Locks can be shared or exclusive, and can lock out readers and/or writers. Locks can be created implicitly by the DBMS when a transaction performs an operation, or explicitly at the transaction's request.
Shared locks allow multiple transactions to lock the same resource. The lock persists until all such transactions complete. Exclusive locks are held by a single transaction and prevent other transactions from locking the same resource.
Read locks are usually shared, and prevent other transactions from modifying the resource. Write locks are exclusive, and prevent other transactions from modifying the resource. On some systems, write locks also prevent other transactions from reading the resource.
The DBMS implicitly locks data when it is updated, and may also do so when it is read. Transactions explicitly lock data to ensure that they can complete without a deadlock or other complication. Explicit locks may be useful for some administrative tasks.

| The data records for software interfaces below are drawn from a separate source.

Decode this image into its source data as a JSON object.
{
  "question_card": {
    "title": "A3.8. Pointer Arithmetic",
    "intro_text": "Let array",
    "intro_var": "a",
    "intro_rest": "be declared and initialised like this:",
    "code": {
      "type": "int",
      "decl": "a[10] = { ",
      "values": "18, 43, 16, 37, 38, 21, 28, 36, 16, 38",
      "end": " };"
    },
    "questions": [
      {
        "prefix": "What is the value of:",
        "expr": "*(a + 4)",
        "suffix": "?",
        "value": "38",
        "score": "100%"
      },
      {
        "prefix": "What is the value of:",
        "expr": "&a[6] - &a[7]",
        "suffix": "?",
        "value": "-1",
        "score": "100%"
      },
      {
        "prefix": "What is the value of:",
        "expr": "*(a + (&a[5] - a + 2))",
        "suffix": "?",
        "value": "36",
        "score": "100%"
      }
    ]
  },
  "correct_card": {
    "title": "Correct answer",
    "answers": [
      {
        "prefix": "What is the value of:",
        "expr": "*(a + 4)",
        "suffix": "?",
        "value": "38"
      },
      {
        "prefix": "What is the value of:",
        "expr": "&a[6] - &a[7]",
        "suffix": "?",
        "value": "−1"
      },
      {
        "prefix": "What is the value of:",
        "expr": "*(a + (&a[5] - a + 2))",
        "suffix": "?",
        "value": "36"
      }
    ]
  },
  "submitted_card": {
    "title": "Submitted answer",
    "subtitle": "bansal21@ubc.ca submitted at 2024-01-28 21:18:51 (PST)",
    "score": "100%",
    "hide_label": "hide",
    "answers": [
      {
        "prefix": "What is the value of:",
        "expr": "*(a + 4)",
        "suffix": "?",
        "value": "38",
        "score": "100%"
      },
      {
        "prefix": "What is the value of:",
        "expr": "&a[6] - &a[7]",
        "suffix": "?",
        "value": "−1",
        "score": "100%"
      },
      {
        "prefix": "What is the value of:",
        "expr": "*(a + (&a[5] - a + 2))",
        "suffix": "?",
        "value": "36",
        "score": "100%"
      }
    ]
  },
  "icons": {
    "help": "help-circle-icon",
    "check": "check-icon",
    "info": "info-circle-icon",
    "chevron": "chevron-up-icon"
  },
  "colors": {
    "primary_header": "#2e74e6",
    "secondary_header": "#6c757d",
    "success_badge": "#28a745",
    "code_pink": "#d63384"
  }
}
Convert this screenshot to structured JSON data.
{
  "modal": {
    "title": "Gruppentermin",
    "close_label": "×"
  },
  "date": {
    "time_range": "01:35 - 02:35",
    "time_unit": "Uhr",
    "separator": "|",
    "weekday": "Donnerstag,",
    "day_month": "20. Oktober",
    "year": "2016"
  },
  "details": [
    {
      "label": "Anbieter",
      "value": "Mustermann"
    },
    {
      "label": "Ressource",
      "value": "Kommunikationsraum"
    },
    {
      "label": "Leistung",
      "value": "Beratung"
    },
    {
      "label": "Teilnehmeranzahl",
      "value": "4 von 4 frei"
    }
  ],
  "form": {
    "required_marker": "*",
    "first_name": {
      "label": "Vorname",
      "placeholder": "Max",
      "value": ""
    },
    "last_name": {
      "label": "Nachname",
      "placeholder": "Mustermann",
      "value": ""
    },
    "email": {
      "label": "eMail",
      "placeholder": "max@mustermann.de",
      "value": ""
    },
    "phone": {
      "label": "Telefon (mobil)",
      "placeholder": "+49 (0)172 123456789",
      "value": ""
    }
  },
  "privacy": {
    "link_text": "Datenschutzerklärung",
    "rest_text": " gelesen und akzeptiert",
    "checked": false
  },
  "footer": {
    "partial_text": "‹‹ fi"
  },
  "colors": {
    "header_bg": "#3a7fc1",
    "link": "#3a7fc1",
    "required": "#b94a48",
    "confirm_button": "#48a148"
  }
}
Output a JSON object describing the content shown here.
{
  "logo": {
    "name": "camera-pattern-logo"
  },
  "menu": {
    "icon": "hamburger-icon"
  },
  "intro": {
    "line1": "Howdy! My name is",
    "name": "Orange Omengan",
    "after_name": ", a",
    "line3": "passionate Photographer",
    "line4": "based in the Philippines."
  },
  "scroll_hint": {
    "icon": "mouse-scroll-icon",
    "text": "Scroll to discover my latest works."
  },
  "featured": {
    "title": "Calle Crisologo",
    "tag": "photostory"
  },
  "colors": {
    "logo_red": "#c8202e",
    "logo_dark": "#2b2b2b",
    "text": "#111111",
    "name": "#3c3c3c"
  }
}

Locking can significantly affect database performance, especially with large and complex transactions in highly concurrent environments.